The rare live performance is in support of Barbieri’s new album Planets + Persona, which has won ecumenical plaudits. Ambient avant-garde jazz? Progressive space rock? It’s all about duality, multivalence and unpredictability. Few albums this year will reveal their glories so subtly. While tonight its peaks are climbed, there are enough nods within the setlist to Barbieri’s previous pinnacles – whether with Japan or Porcupine Tree – to please long-term converts to his alchemy.

Night Of The Hunter (Innocence Lost) and Solar Sea draw us in, these new pieces restrained but gathering momentum as Rylander Löve adds saxophone, percussion and treated vocals. She’s a real discovery, her smart improvisations dovetailing beautifully with Barbieri’s treasure-chest of textures. She leaves awhile, our man quipping that, “It’s not every night you share the stage with a genius. And tonight, for Lisen, that night came.” Our chuckles are filed away as, lo and behold, we realise he’s serving up a radical reimagining of Japan’s poignant Ghosts. Shorn of vocals, it retains the broodiness but brings in beats and strings which move and thrill. Barbieri seems startled by the rapturous applause, though it’s a safe bet that’s the favourite-ever song of half this audience. That he can deconstruct it so unsentimentally yet keep our approval is another sign of his inspired musical instincts.
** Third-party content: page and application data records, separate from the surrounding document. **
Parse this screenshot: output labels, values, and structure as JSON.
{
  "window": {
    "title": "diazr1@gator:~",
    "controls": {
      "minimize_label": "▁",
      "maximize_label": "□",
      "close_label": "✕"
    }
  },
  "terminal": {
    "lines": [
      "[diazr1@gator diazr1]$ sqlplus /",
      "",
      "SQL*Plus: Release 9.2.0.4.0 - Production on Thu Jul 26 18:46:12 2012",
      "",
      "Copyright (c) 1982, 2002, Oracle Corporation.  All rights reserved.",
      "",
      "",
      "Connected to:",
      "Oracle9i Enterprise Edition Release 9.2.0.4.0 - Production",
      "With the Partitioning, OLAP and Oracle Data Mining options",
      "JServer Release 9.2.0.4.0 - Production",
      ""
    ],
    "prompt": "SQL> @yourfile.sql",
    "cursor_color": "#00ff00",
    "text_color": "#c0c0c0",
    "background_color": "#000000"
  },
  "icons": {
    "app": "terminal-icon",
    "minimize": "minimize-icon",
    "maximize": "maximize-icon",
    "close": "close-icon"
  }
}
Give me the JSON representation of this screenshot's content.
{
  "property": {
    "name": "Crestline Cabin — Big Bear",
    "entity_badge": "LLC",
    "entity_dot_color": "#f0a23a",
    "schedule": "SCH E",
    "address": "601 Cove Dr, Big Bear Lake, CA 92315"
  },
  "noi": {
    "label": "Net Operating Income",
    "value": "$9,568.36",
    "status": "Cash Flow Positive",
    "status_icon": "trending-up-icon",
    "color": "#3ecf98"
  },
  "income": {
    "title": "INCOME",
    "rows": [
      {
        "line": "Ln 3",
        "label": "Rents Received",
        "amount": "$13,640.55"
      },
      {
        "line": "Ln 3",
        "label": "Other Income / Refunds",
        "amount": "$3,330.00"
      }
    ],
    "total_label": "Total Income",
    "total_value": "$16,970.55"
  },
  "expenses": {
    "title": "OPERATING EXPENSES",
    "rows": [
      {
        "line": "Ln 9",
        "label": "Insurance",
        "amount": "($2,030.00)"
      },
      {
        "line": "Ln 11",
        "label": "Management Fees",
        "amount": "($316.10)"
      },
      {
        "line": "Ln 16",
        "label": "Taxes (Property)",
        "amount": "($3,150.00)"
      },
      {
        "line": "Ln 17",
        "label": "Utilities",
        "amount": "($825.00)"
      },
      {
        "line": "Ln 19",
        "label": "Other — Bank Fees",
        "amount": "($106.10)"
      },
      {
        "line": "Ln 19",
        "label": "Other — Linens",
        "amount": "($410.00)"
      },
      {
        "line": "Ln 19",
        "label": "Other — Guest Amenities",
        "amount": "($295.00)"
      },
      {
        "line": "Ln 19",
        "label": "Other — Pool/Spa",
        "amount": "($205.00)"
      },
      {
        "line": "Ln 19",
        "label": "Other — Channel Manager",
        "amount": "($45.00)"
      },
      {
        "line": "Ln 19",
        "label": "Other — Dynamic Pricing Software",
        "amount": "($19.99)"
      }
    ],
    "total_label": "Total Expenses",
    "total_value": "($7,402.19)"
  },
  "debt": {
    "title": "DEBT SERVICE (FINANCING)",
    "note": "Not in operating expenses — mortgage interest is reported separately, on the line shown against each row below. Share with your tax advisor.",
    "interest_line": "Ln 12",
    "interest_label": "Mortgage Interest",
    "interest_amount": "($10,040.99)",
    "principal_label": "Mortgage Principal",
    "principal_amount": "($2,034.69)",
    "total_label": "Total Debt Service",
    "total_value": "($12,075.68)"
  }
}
There’s the Tangerine Dream-like techno of Medication Time, then Barbieri plays his 1980 Japan b-side The Experience Of Swimming, sprinkling in shades of Nightporter. Löve returns for Unholy, the new album’s dark horse (as Barbieri berates religion, as opposed to spirituality), and New Found Land. As an encore, the Porcupine Tree track Idiot Prayer is reworked, booming like Steve Hillage-era Simple Minds. There’s a standing ovation, for a long-standing pioneer.

Chris Roberts

Chris Roberts has written about music, films, and art for innumerable outlets. His new book The Velvet Underground is out April 4. He has also published books on Lou Reed, Elton John, the Gothic arts, Talk Talk, Kate Moss, Scarlett Johansson, Abba, Tom Jones and others. Among his interviewees over the years have been David Bowie, Iggy Pop, Patti Smith, Debbie Harry, Bryan Ferry, Al Green, Tom Waits & Lou Reed. Born in North Wales, he lives in London.